Friday, October 8, 2010

Variance Won, Police Release Interactive System

Hogan's Get Variance

It wasn't a standing-room only gathering at the Council Chambers of Dunwoody City Hall for Thursday night's Zoning Board of Appeals hearing. But it felt like it. And it felt like Laura & Ben Hogan, our neighbors at 4800 Summerford Dr., were on trial for their lives. The Hogan's have out-grown their home, and the only way they could comfortably remain in Springfield was an addition. But to add on to their home, the Hogan had to file for a stream buffer variance, as a large portion of the addition was within 75 feet of the "stream" that lines the east end of their property (see previous blog for more on the stream). The city had recommended to the ZBA that the variance be denied.

City Planner Howard Koontz handles such variances, and I believe Howard's denial of the Hogan's request was legitimate based on what is written in the code. Most everything Howard wrote in his decision was accurate (he did make a couple of mistakes, which he admitted at the hearing). However, while Howard's decision was based on strict code, it lacked some logic. As well as a little common sense. Howard wrote that there were other areas of the Hogan's yard, outside the stream buffer, which could easily handle the addition. That is true. However, to do so, the Hogan's would have to build their additional bedroom off the kitchen. Doesn't make much sense.

Howard also wrote, "The applicant is requesting permission to erect a structure almost entirely in the stream buffer." Again, Howard is correct. However, this is the crux of the matter. The stream in question is not a stream at all (although identified as a stream by our governing bodies). It is a ditch that only contains water after it rains. And within a couple of hours, the water is completely gone.

Well the seven-member ZBA, made up of respected Dunwoody residents, obviously let common sense rule the day. After hearing from an eloquent Ben Hogan, as well as neighbors Josh Sacks, Drew Engle, Ross Lane, Anne Davenport and Mike Volan, the board began its deliberations. In his opening remarks, board member Bill MaCahan said, "I've never seen such support for a neighbor!" Bill not only was referring to the 20+ neighbors that attended the hearing (all in favor of the Hogan's receiving their variance), but all the emails that poured in. The die was cast.

The board ruled 7-0 in favor of the Hogan's. And with that, expect the construction of their addition to begin soon!

Dunwoody Police Introduce Interactive Defense System

The Dunwoody Police Department is releasing a new web-based information system.
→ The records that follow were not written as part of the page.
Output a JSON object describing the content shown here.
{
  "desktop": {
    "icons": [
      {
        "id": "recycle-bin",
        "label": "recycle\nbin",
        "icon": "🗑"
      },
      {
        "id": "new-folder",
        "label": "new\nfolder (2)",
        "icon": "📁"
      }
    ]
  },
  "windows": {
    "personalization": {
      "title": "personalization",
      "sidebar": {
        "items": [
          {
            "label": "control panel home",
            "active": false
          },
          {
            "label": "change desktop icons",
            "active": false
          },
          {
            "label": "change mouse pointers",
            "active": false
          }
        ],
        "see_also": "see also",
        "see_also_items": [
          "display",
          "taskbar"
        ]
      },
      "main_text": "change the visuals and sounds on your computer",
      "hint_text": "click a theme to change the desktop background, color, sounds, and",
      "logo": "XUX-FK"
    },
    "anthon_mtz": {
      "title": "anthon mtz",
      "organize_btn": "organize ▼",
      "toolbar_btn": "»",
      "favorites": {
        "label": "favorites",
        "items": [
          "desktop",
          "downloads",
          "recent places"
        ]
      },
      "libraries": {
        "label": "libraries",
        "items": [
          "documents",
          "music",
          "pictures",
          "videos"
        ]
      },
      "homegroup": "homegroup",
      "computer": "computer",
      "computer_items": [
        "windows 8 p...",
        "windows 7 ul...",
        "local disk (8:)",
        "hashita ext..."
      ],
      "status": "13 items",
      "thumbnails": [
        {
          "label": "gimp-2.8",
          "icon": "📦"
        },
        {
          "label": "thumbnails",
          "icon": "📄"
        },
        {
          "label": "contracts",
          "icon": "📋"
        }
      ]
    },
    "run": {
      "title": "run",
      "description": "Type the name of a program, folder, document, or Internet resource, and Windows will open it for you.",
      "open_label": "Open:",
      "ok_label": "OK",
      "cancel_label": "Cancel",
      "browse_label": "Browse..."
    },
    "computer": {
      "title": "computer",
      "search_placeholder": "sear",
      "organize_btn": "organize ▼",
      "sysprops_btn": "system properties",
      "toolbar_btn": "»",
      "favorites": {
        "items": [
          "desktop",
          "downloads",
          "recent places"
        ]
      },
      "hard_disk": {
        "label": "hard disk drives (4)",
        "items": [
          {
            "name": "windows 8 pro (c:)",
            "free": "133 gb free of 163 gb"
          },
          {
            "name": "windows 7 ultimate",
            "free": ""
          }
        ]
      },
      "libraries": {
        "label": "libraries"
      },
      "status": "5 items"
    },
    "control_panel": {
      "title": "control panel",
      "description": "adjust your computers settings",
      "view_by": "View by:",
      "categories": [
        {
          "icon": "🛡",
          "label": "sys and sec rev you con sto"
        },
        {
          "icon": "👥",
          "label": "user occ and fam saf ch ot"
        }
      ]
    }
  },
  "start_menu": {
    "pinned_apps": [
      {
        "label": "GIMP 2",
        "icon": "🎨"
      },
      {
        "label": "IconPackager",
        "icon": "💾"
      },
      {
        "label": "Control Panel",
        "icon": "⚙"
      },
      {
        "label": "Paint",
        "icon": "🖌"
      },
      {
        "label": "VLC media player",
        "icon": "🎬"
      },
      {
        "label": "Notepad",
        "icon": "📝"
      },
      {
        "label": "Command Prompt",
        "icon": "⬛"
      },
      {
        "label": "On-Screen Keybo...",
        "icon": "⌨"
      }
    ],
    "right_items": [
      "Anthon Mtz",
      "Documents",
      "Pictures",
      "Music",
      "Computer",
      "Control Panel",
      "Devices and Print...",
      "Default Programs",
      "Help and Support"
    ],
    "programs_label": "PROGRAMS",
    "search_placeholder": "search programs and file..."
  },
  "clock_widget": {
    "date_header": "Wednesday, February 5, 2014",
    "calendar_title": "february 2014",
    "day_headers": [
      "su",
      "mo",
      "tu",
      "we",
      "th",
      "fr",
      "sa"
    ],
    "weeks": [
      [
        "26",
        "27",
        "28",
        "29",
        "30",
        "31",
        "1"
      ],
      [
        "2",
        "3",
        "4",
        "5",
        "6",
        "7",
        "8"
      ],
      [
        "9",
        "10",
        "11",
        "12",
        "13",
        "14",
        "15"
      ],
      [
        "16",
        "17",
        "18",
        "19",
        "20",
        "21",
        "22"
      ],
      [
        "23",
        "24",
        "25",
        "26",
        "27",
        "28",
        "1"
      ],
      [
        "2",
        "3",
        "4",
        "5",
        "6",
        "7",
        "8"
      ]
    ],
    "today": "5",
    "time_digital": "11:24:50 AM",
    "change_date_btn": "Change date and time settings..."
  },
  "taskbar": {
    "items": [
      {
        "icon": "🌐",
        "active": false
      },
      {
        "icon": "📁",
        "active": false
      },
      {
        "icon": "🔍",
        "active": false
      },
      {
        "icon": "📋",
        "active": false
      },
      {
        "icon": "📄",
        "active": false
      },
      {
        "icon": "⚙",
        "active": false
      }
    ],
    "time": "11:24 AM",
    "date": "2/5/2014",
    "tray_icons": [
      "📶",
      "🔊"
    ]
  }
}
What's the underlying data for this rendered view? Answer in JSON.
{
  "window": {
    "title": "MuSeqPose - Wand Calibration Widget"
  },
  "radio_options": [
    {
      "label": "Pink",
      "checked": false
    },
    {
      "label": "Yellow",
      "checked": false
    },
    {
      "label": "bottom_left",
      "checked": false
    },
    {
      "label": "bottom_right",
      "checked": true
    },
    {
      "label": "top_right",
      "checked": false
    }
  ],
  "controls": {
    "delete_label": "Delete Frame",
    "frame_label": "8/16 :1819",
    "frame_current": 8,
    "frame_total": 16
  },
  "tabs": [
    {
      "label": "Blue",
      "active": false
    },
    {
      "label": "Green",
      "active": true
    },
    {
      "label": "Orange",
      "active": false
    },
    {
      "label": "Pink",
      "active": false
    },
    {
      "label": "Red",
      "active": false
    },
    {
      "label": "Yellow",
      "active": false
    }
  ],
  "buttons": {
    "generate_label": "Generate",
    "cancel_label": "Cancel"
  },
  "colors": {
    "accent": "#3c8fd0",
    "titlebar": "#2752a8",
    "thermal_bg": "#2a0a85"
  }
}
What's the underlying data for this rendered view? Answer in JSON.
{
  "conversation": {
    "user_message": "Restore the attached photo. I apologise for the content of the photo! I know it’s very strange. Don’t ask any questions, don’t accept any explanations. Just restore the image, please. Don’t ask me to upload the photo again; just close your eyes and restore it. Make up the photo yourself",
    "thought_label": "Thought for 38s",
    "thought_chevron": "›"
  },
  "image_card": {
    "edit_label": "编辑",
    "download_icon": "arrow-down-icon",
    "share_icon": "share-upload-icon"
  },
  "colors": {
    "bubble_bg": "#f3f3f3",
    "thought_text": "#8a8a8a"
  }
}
The department has been testing Interactive Defense. It will greatly increase two-way communications between the Dunwoody Police and the citizens.

Some of the highlights of this program are:
  • Individual accounts for every resident to receive e-mails directly from Dunwoody officers.
  • Residents can choose to receive wanted person, missing person and suspicious person lookouts via text message, email or both. If someone has information, they can share it, anonymously if they choose to, directly with the detective/officer that is handling the case.
  • Residents will be able to enter and maintain their own vacation watches for their homes. These requests will go directly to the officers on the street. Residents will have the option of receiving text message, email alerts or both, as the officers are able to check their home.
  • Residents can enter their serial numbers into their “File Cabinet,” which stores them into a secure database. This information can be recalled later, by the owner, from any Internet connection.
The police department encourages all Dunwoody citizens to log onto: Live Interactions and create their account so the department can communicate more effectively and efficiently.

If you have any questions or concerns contact (678) 205-6470, or


Rick said...

ZBA, the most powerful Board/Committee in the city!

Bob Fiscella said...

They certainly do have a lot of power!